Exercise input below:

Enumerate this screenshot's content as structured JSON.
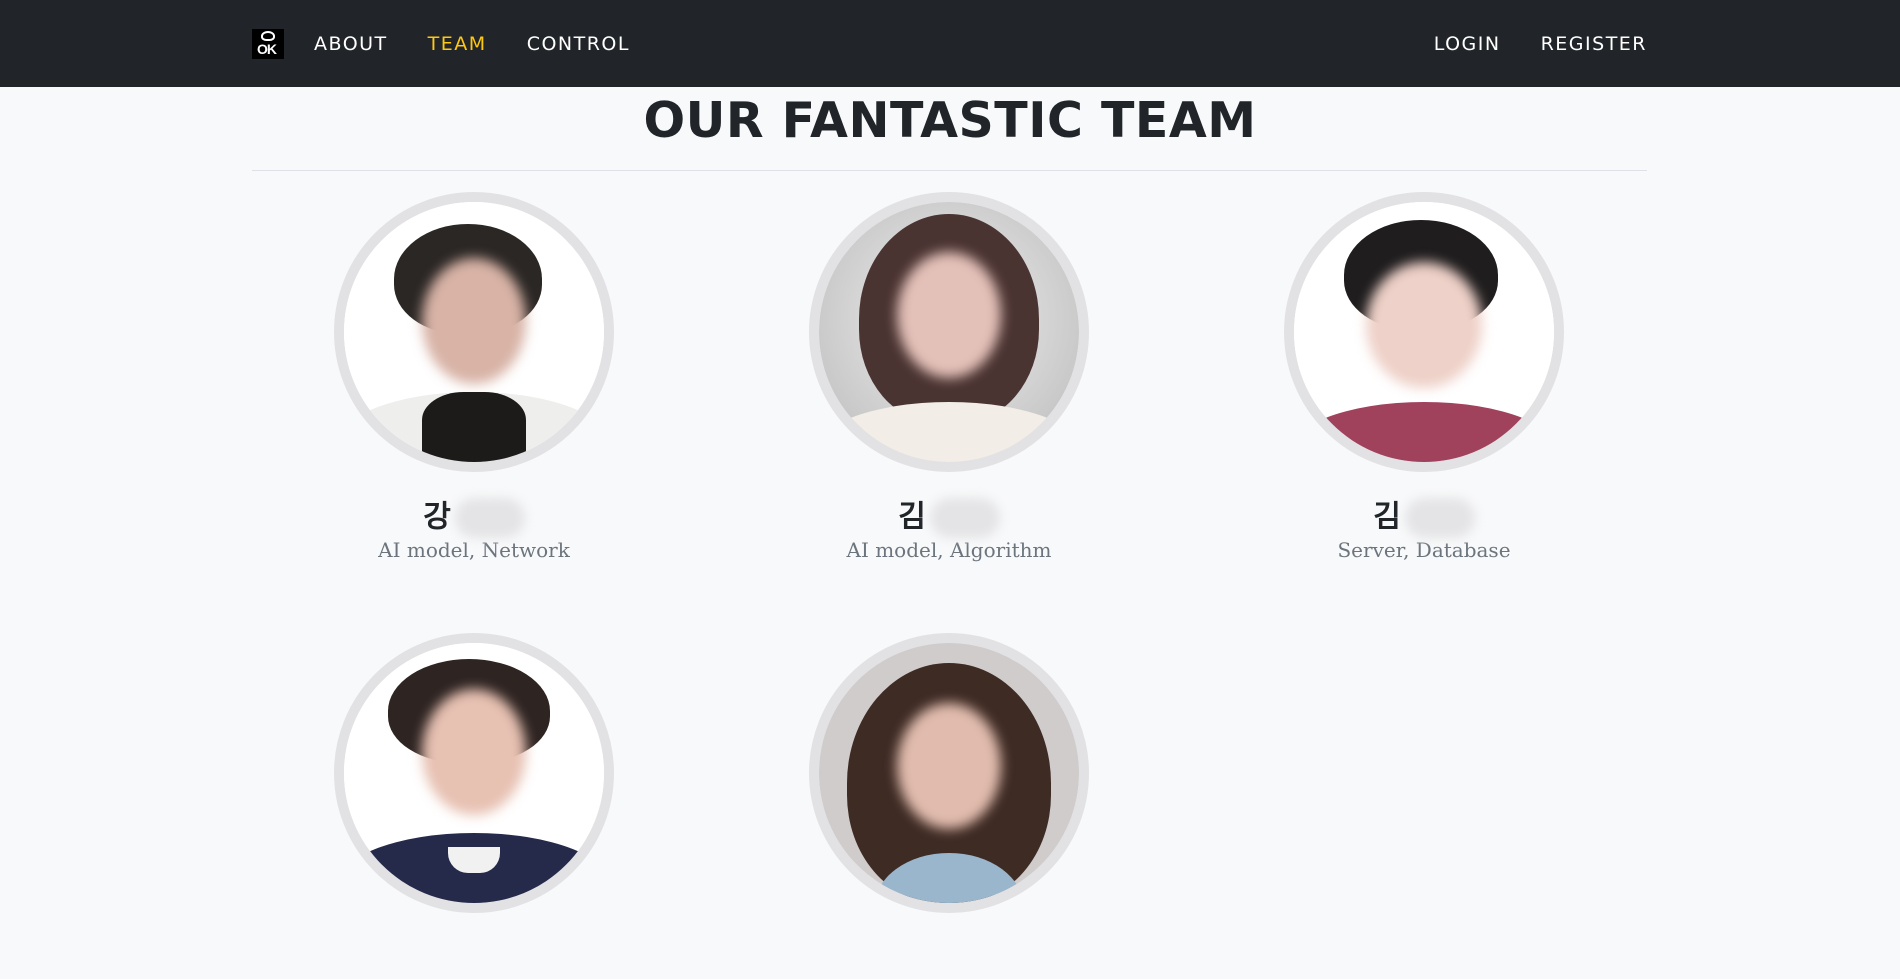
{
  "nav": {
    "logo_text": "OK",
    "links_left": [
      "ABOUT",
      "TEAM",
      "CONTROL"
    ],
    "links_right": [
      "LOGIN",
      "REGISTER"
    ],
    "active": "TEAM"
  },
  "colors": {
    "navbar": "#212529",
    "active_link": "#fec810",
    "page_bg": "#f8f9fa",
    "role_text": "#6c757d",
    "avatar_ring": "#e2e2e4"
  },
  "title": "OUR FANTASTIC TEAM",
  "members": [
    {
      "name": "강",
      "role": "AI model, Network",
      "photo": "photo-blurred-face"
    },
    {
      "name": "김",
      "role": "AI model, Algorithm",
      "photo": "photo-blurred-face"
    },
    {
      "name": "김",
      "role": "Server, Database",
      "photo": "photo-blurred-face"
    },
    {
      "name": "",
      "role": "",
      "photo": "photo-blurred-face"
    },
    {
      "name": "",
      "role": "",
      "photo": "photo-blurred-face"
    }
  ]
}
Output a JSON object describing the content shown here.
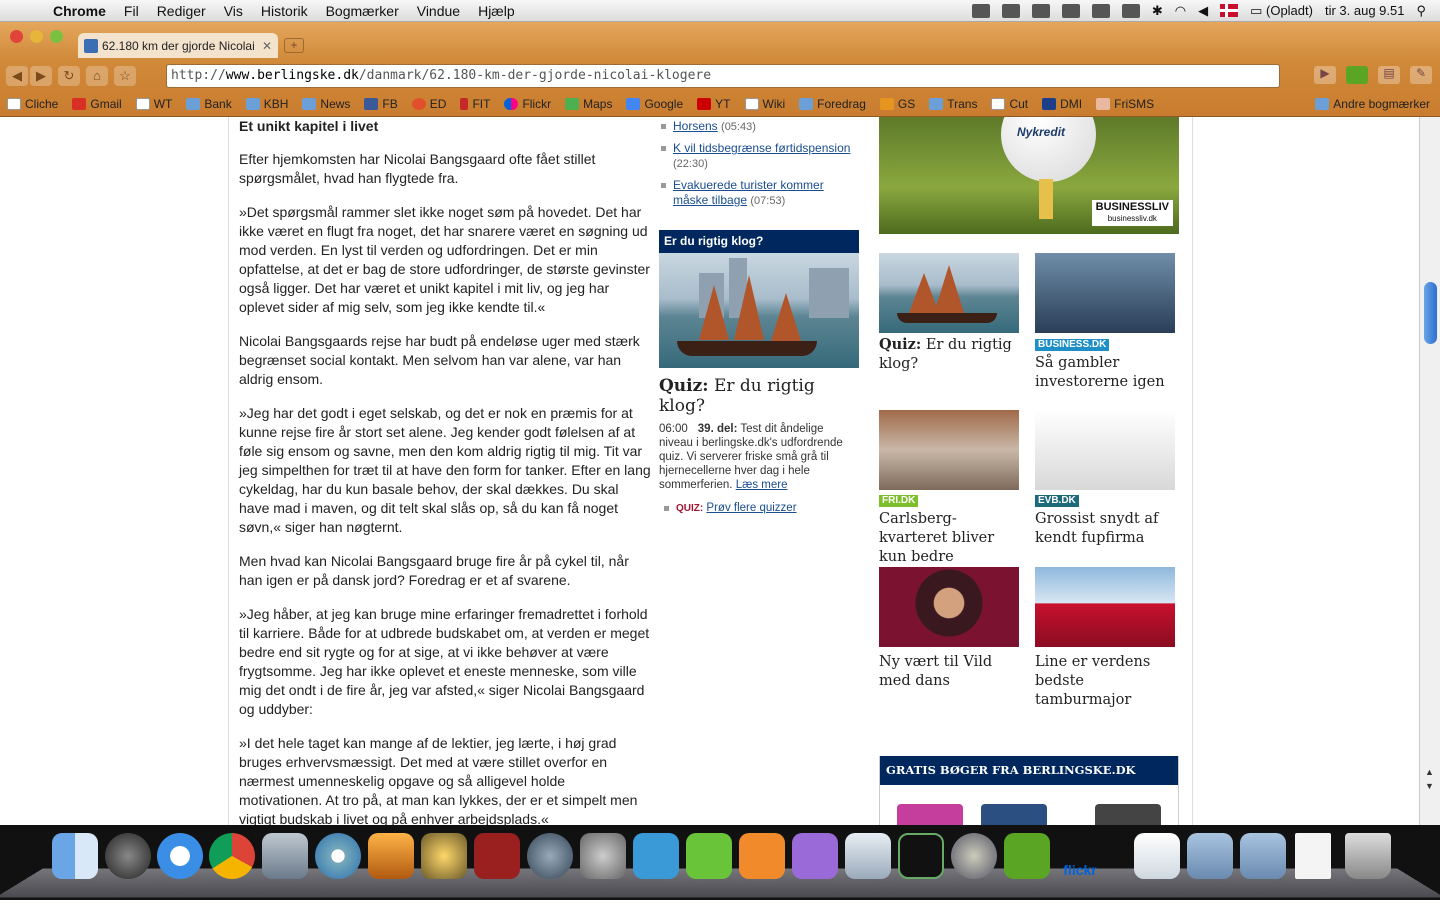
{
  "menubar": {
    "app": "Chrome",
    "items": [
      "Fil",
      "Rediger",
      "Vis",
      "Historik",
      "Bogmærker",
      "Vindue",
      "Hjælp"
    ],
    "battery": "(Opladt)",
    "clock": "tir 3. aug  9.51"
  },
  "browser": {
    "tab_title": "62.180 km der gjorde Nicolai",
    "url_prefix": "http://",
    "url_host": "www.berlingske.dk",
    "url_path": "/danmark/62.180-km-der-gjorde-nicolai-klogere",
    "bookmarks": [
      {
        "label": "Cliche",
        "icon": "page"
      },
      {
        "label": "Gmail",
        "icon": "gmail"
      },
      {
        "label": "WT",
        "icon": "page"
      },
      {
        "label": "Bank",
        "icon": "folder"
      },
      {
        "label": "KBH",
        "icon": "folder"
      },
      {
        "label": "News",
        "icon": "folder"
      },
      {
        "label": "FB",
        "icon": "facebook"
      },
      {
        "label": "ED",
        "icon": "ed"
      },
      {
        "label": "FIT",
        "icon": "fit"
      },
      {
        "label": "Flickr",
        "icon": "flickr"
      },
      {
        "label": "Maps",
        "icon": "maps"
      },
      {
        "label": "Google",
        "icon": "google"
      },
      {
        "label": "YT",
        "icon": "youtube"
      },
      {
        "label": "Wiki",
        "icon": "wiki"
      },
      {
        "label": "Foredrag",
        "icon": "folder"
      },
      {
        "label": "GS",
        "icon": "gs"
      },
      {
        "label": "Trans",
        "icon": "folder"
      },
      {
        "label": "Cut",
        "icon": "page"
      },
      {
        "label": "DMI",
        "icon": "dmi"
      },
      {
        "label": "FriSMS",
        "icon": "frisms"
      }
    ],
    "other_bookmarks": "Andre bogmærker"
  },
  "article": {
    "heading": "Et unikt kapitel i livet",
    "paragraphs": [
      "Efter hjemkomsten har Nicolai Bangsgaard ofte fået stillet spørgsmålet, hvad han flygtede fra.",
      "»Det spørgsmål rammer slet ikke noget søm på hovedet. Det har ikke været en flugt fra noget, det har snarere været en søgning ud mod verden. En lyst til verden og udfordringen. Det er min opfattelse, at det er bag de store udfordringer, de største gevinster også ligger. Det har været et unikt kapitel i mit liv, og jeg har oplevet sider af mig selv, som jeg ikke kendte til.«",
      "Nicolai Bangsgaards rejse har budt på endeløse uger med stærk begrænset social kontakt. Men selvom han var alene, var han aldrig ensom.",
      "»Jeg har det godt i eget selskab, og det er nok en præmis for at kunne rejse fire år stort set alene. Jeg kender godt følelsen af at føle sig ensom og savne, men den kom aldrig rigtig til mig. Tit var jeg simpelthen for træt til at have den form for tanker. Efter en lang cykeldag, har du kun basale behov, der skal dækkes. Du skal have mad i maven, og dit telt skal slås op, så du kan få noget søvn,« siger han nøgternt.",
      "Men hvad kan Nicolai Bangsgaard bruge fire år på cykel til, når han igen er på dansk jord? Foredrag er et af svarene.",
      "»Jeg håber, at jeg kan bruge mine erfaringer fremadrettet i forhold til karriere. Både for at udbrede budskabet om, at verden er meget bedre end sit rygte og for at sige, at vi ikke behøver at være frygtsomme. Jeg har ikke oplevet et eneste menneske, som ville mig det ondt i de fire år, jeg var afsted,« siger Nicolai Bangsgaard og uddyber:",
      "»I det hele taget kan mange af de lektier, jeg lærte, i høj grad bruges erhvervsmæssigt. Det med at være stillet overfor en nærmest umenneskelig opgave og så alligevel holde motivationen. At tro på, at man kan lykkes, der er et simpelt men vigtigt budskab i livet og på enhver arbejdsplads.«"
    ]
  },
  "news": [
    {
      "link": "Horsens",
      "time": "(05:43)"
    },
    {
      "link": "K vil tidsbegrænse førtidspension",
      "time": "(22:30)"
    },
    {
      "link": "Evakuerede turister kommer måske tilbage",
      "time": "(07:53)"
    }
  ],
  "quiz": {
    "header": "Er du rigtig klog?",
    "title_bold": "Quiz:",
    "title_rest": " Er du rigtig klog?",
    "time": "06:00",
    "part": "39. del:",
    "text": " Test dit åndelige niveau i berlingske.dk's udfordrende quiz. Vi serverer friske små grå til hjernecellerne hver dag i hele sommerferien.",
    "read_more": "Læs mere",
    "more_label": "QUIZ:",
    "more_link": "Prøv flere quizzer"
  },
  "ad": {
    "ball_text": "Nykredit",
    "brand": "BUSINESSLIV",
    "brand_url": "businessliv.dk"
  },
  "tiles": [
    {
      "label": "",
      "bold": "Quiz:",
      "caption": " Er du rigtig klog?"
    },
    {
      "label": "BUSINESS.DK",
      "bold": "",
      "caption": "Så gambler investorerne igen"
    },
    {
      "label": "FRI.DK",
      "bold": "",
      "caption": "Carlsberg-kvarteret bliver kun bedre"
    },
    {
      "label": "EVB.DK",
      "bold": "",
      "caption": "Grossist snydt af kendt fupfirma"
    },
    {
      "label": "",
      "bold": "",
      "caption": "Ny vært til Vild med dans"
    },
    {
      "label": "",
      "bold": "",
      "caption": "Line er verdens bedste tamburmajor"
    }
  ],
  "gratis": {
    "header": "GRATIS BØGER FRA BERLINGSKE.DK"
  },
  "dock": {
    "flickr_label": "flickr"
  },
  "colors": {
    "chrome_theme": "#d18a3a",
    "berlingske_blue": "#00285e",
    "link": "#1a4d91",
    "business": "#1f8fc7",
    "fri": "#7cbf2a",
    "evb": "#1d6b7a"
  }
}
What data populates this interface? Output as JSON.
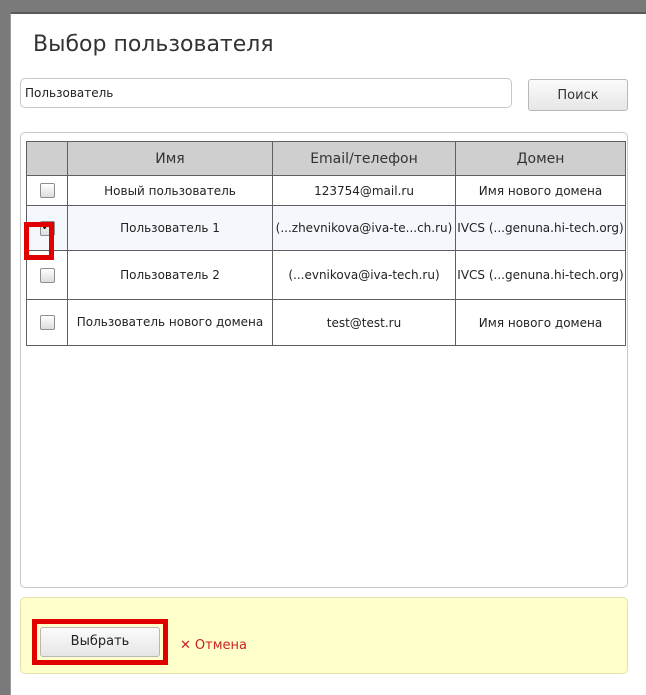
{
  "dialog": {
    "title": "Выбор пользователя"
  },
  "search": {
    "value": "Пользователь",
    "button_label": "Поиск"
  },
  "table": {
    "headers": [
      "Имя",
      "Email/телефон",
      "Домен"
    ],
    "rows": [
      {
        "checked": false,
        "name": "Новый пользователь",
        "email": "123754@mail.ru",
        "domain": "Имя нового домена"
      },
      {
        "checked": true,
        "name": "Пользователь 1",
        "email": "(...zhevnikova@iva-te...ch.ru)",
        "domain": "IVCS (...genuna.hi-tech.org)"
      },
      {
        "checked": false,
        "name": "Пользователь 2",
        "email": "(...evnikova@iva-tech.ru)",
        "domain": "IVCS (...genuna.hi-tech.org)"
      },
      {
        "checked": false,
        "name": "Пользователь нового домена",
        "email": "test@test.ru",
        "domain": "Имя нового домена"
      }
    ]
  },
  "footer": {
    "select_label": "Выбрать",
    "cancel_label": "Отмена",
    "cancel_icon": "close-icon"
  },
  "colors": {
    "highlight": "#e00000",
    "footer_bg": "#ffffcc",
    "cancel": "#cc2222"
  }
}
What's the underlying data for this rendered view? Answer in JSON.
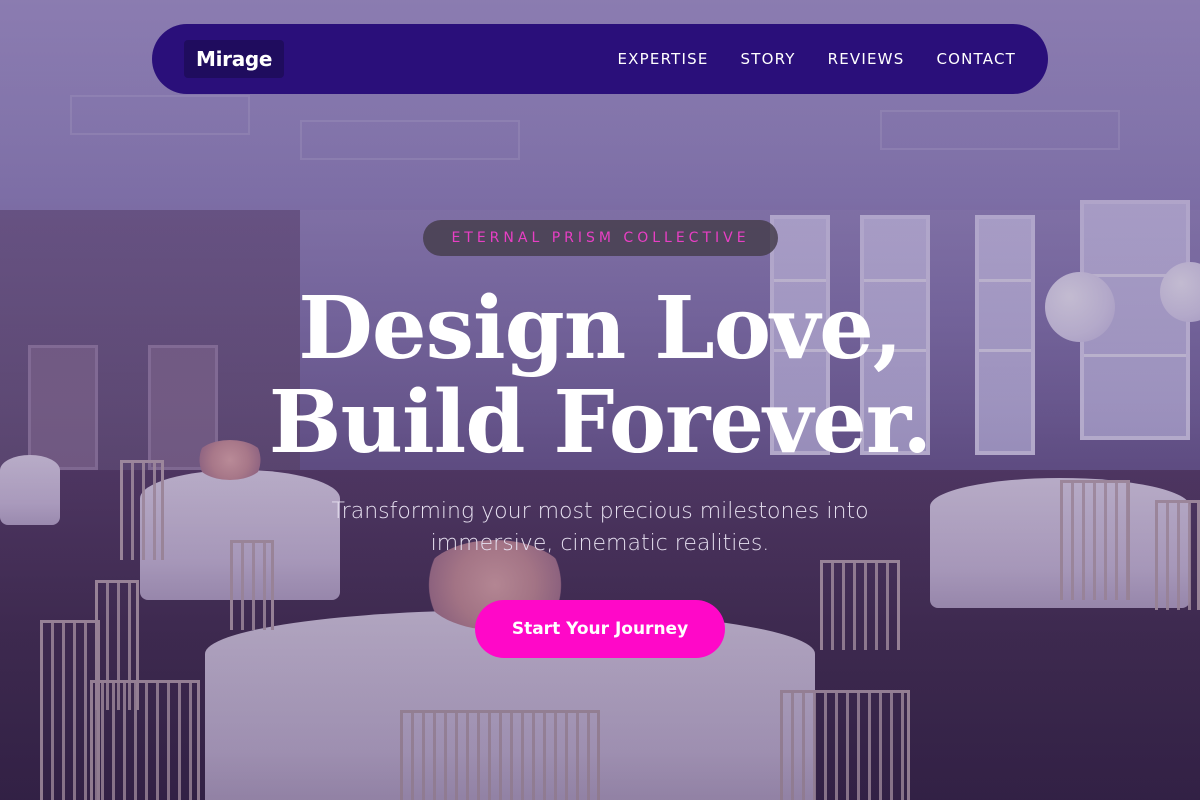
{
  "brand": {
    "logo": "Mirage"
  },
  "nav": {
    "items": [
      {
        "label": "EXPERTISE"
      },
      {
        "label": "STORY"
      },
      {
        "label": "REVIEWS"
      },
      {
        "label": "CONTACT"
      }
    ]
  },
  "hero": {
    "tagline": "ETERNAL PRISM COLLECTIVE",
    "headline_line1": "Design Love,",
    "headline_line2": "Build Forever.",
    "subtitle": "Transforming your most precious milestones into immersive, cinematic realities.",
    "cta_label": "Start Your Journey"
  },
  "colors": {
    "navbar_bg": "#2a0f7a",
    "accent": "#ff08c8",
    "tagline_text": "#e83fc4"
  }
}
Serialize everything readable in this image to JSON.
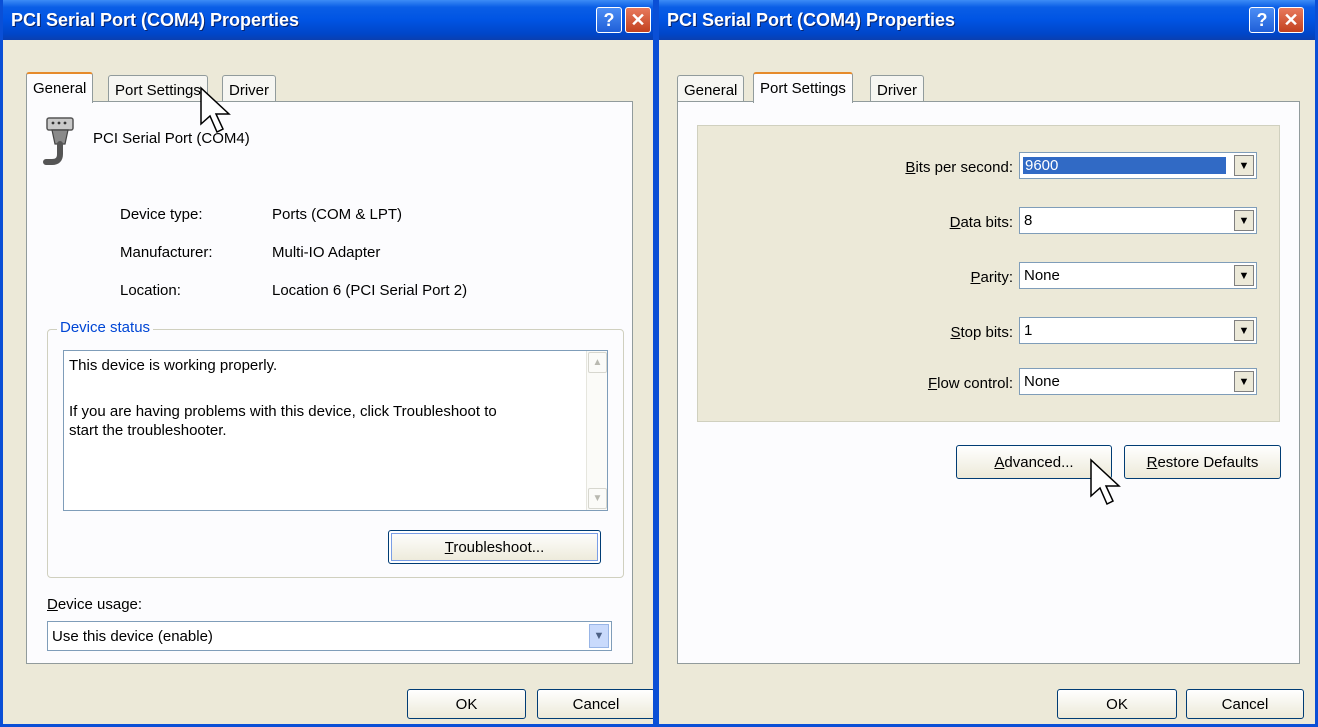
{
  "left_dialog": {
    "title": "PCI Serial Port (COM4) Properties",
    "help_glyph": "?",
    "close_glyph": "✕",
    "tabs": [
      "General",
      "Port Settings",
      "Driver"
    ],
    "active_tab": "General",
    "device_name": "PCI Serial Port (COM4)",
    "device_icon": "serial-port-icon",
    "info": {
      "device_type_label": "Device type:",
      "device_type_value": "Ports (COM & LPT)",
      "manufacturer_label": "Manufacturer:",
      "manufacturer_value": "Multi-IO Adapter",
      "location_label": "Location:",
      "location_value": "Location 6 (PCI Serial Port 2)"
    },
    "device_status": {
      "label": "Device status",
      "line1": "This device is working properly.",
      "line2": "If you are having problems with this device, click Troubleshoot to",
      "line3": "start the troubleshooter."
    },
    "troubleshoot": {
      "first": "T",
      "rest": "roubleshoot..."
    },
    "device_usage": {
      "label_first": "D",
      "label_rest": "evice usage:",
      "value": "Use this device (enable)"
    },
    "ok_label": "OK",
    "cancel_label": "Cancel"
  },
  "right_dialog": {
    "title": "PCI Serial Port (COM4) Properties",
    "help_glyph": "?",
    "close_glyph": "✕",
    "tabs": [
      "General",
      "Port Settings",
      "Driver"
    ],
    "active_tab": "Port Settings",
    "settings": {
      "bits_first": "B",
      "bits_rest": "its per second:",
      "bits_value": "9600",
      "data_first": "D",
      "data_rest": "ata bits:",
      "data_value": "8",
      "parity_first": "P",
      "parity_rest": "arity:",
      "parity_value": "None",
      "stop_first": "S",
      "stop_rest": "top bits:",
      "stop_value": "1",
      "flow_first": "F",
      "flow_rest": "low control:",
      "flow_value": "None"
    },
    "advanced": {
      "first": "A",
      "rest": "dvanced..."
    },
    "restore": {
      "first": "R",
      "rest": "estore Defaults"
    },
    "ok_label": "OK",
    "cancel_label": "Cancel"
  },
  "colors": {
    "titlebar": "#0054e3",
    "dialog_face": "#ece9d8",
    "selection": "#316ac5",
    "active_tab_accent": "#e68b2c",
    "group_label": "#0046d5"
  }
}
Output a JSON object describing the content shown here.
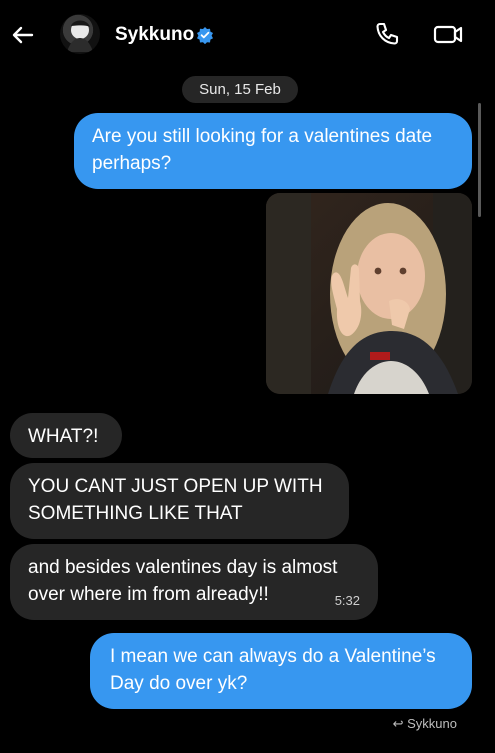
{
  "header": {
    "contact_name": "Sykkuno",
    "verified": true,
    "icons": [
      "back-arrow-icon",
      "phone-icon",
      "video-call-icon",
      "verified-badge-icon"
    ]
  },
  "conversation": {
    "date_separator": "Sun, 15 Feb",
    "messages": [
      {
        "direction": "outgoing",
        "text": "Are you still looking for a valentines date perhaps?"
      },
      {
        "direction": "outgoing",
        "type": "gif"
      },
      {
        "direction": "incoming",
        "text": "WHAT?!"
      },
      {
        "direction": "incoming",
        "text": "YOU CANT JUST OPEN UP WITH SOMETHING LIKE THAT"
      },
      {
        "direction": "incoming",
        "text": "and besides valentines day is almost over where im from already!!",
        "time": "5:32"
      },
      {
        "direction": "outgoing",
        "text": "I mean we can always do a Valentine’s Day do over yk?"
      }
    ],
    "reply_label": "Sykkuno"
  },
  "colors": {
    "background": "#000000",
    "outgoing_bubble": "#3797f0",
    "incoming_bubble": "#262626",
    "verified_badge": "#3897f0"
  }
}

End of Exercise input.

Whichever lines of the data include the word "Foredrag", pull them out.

        "label": "Foredrag",
      "Men hvad kan Nicolai Bangsgaard bruge fire år på cykel til, når han igen er på dansk jord? Foredrag er et af svarene.",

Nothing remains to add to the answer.